PMO Standards

There are very few PMO standards out there.  The most widely accepted global standard is P3O, but even that is still relatively new and with patchy coverage across industries, especially outside the UK.  There used to be an IT PMO qualification (ISEB). Please note that ISEB courses and qualifications have been rebranded as professional certifications from BCS, The Chartered Institute for IT. The BCS  qualification is more focused on the mechanics of supporting projects and programmes, and IT obviously. P3O, in contrast is pretty agnostic about industry or sector, and very aware of Portfolio Management and considers the possibility that the person using the standard may be setting up a PMO from scratch, or re-energising an existing PMO, or working in (or with) one.  The greatest strength of P3O is that it provides a virtual spine running down the organisation, a useful way of structuring the governance that PMO must provide at every level.

Aside from real standards there are many guidelines, definitions and how-to manuals. The PMI (as part of the PMBOK) recognises the different levels of PMO and explains the role of an Enterprise PMO, which is akin to the corporate Portfolio Office in P3O. We have already covered in a previous post the APM definition which is fairly backward looking and strictly admin. The best of the rest of the guidance comes from providers of PMO tools (particularly enterprise PM tools) and providers of PMO services. Their offerings have been shaped by practitioners, and in responding to the market they cover a lot of ground; in fact,  most of what they advise is very sensible and pragmatic.  The only caveat is that you must keep in mind that they have a specific product to sell, be that a tool or a method or a consultancy approach. It may be exactly what your organisation needs, but it may not be.  There is no substitute for understanding your own project environment, I'm afraid.

Right now standards will not help settle the uncertainty around a definition of a PMO and will not necessarily help you to run one. Comprehensive treatments of PMO (like P3O) are definitely worth knowing, in the same way that a PMO practitioner should be very familiar with the PMBOK.

More important than standards is to be in touch with other practitioners, to share questions and experiences, to find collaboratively what works and what doesn't.  Bodies like PMI and the APM are good places to start, but possibly even better is LinkedIn, which has a large number of PMO Groups and some of them have lively and sensible discussions. 

The achievement of the optimal PMO is still more of an art than a science, due to the differences in project environment that are particular to each organisation and its context and level of maturity. The optimal point is achieved when the PMO enables the governance of change that is appropriate to the organisation, and it delivers that with little friction through the existing project environment.

The next step for me is to summarise the understanding that arises from dealing with the questions posed by the concept of PMO that I outlined earlier.  Then I'd like to examine elements of a useful framework for optimising PMOs in real settings.  Some of these elements will be common to nearly all types of organisations, as long as they use project management disciplines to deliver Change.  Other elements will be more specific to industries, or to size of organisation, or maturity level, or a wide variety of the criteria that contribute to make organisations quite different from each other.  

And that's just the start: then we have to explore how changes external to the organisation cause changes to the project environment, which result in the PMO having to have a built-in ability to evolve.
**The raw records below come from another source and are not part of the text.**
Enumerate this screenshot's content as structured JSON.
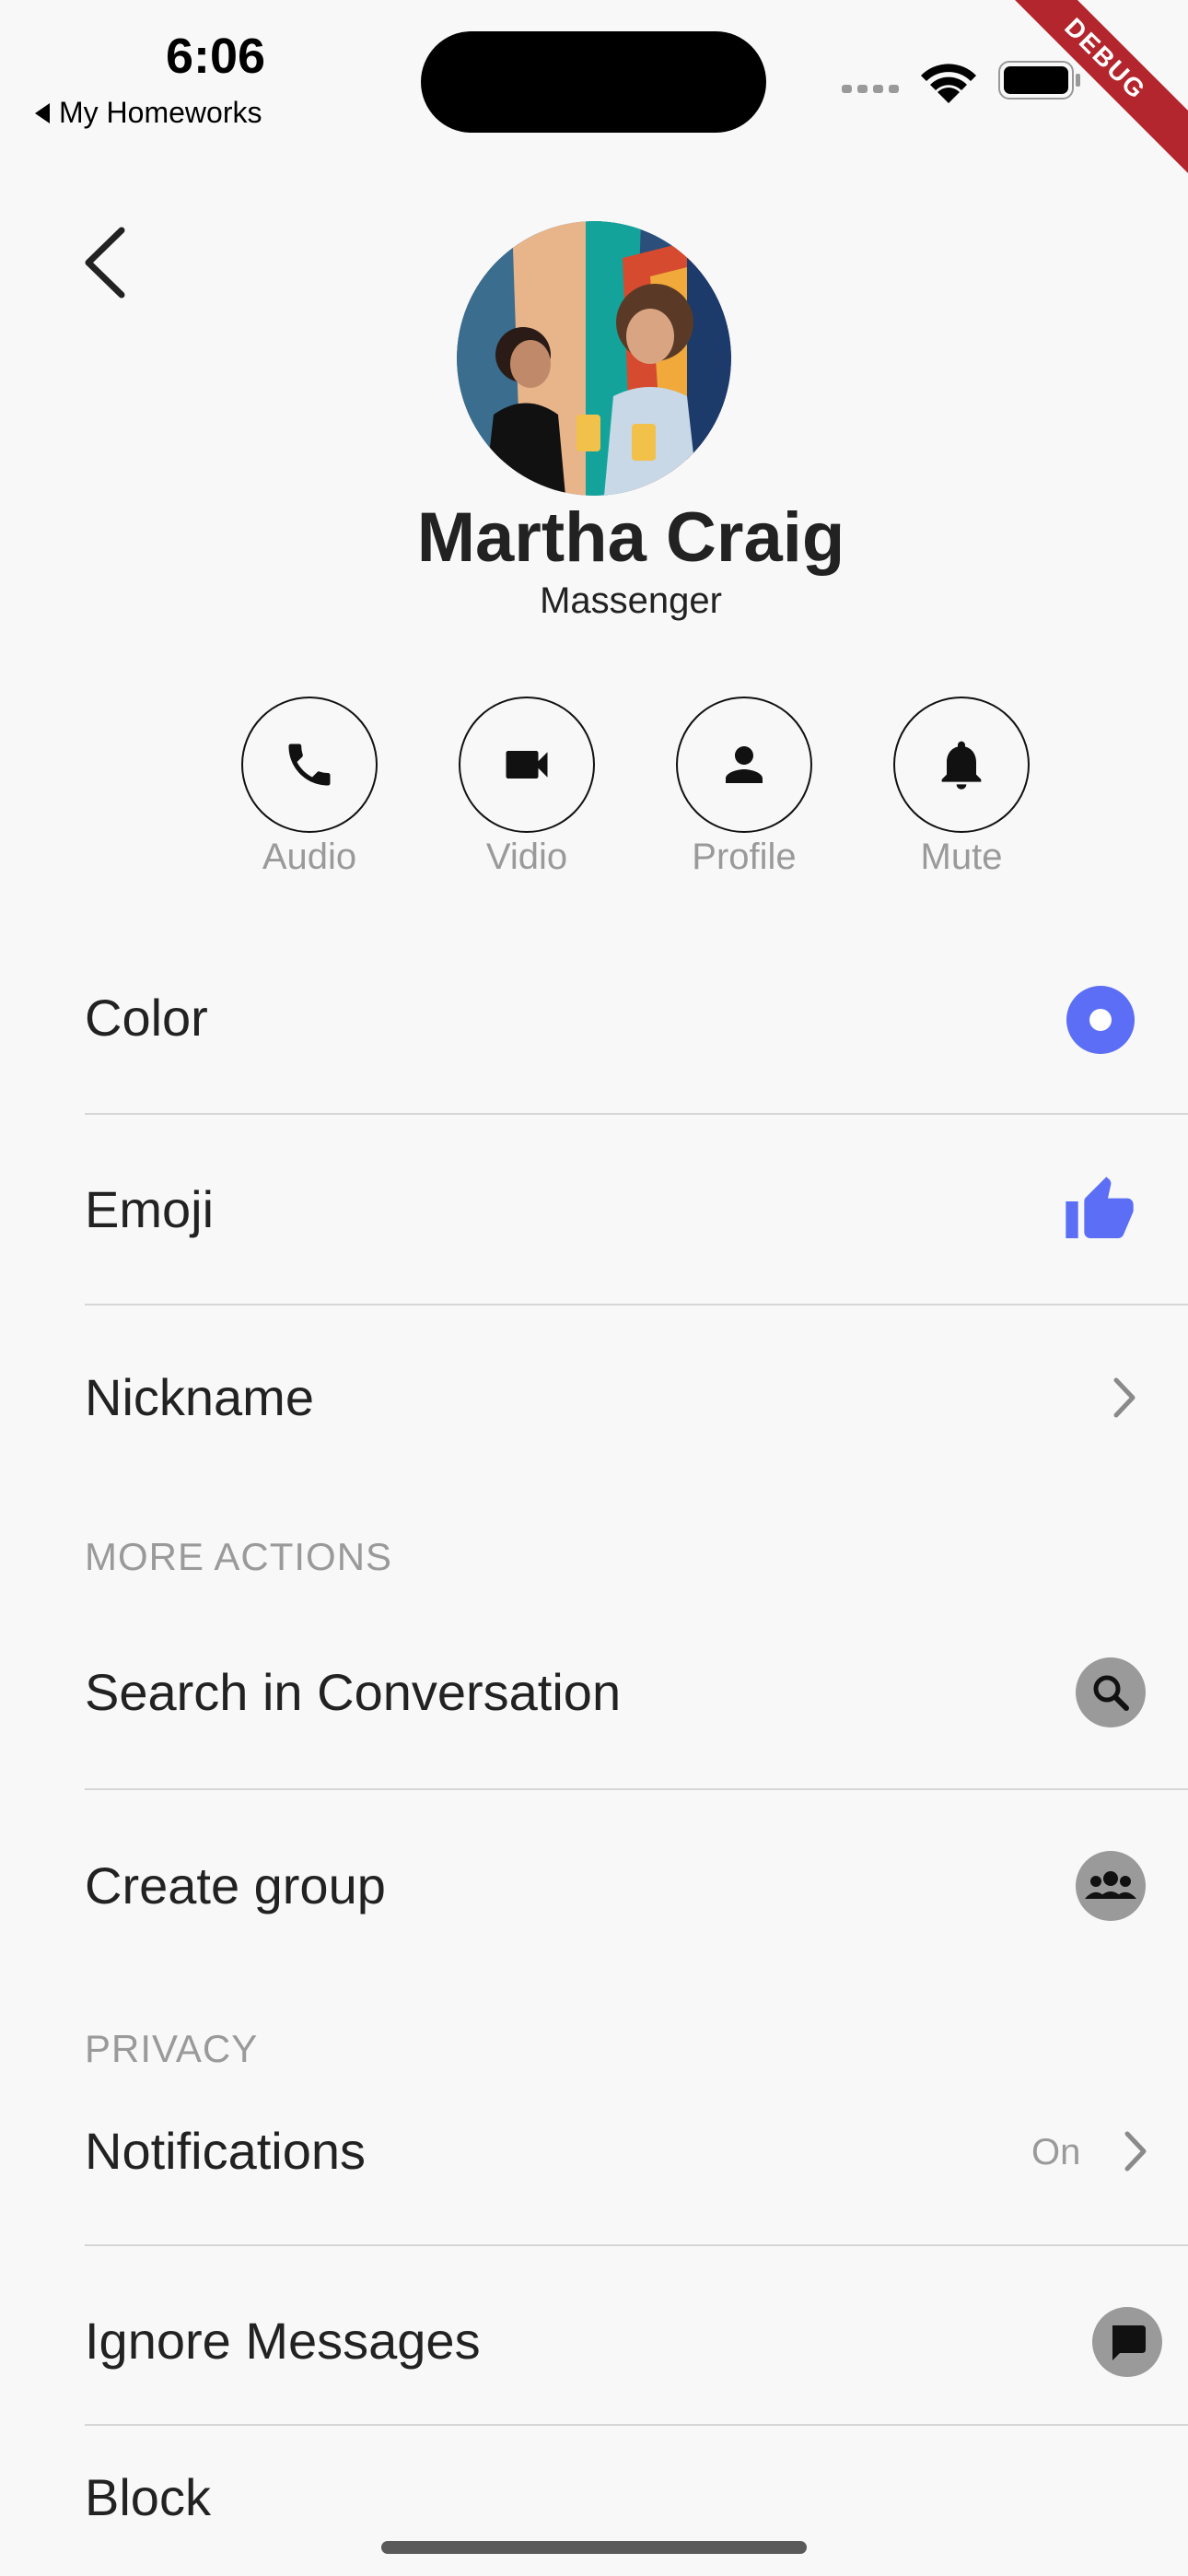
{
  "status_bar": {
    "time": "6:06",
    "back_app": "My Homeworks",
    "debug_banner": "DEBUG"
  },
  "profile": {
    "name": "Martha Craig",
    "subtitle": "Massenger"
  },
  "actions": [
    {
      "label": "Audio",
      "icon": "phone-icon"
    },
    {
      "label": "Vidio",
      "icon": "video-icon"
    },
    {
      "label": "Profile",
      "icon": "person-icon"
    },
    {
      "label": "Mute",
      "icon": "bell-icon"
    }
  ],
  "settings": {
    "color_label": "Color",
    "emoji_label": "Emoji",
    "nickname_label": "Nickname"
  },
  "more_actions": {
    "header": "MORE ACTIONS",
    "search_label": "Search in Conversation",
    "create_group_label": "Create group"
  },
  "privacy": {
    "header": "PRIVACY",
    "notifications_label": "Notifications",
    "notifications_value": "On",
    "ignore_label": "Ignore Messages",
    "block_label": "Block"
  },
  "colors": {
    "accent": "#5b6ef5",
    "muted": "#9a9a9a",
    "debug": "#b3262d"
  }
}
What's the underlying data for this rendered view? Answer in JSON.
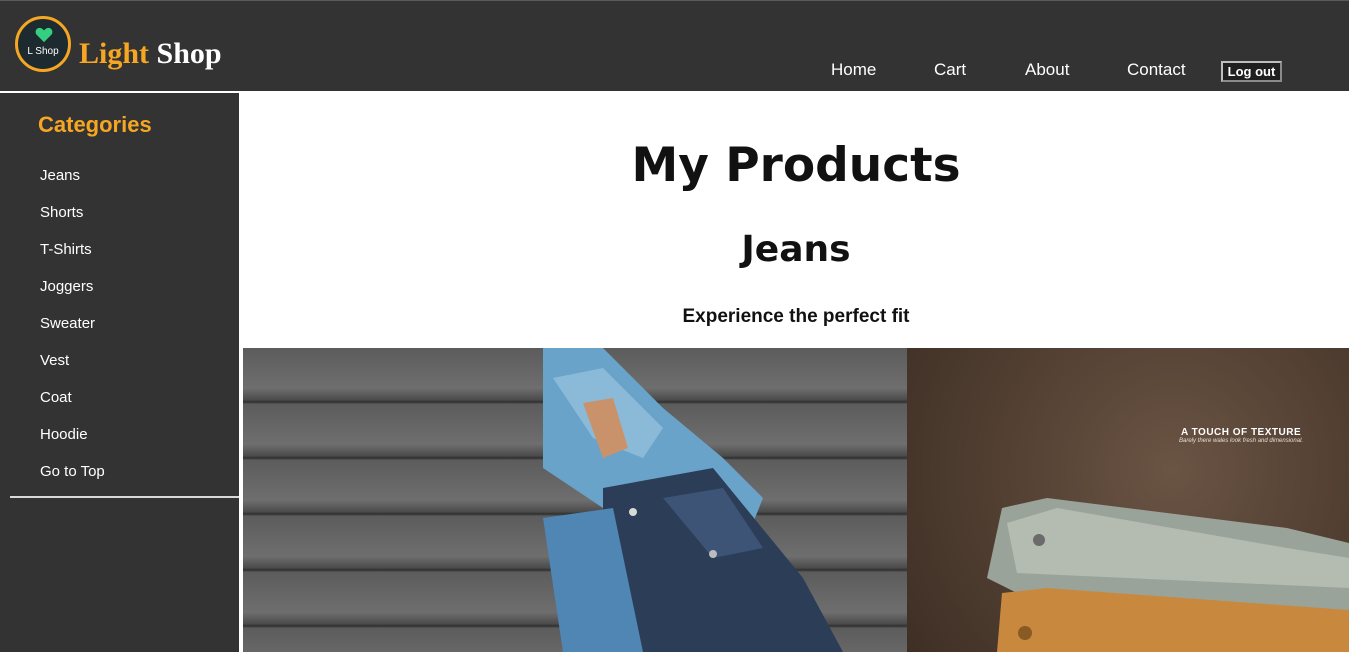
{
  "header": {
    "logo_text": "L Shop",
    "brand_light": "Light",
    "brand_shop": "Shop",
    "nav": [
      {
        "label": "Home"
      },
      {
        "label": "Cart"
      },
      {
        "label": "About"
      },
      {
        "label": "Contact"
      }
    ],
    "logout_label": "Log out"
  },
  "sidebar": {
    "title": "Categories",
    "items": [
      {
        "label": "Jeans"
      },
      {
        "label": "Shorts"
      },
      {
        "label": "T-Shirts"
      },
      {
        "label": "Joggers"
      },
      {
        "label": "Sweater"
      },
      {
        "label": "Vest"
      },
      {
        "label": "Coat"
      },
      {
        "label": "Hoodie"
      },
      {
        "label": "Go to Top"
      }
    ]
  },
  "main": {
    "title": "My Products",
    "section_title": "Jeans",
    "section_subtitle": "Experience the perfect fit",
    "banner_right": {
      "headline": "A TOUCH OF TEXTURE",
      "tagline": "Barely there wales look fresh and dimensional."
    }
  },
  "colors": {
    "accent": "#f5a623",
    "header_bg": "#333333",
    "sidebar_bg": "#333333"
  }
}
We all know what happens to things that don't evolve...


Lain Burgos-LoveceComment